Copy out each line of the data that contains "Download".

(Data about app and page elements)
····················

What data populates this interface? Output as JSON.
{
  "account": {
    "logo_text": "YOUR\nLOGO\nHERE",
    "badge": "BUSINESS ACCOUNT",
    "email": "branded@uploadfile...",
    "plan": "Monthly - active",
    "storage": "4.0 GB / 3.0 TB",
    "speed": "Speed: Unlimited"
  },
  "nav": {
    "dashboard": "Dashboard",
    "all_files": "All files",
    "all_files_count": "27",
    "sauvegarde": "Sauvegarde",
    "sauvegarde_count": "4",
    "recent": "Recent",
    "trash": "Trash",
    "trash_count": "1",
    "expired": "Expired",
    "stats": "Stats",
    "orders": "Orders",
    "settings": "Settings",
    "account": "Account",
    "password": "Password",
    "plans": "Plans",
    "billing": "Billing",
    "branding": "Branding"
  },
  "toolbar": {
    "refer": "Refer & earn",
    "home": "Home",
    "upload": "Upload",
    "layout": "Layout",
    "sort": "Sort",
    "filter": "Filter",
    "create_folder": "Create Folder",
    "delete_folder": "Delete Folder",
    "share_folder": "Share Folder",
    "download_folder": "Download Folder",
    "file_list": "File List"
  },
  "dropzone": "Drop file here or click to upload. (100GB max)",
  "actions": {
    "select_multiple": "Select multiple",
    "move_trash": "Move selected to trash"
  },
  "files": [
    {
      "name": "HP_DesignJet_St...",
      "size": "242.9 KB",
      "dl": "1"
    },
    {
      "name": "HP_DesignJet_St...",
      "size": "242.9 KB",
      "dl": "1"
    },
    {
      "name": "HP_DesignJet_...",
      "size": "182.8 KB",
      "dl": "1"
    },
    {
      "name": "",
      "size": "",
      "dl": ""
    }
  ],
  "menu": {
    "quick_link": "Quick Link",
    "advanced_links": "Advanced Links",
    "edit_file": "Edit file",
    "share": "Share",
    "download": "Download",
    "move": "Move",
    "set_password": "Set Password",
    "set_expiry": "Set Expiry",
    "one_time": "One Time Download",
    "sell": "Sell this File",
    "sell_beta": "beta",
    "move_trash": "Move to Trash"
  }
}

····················

Response –
    "download_folder": "Download Folder",
    "download": "Download",
    "one_time": "One Time Download",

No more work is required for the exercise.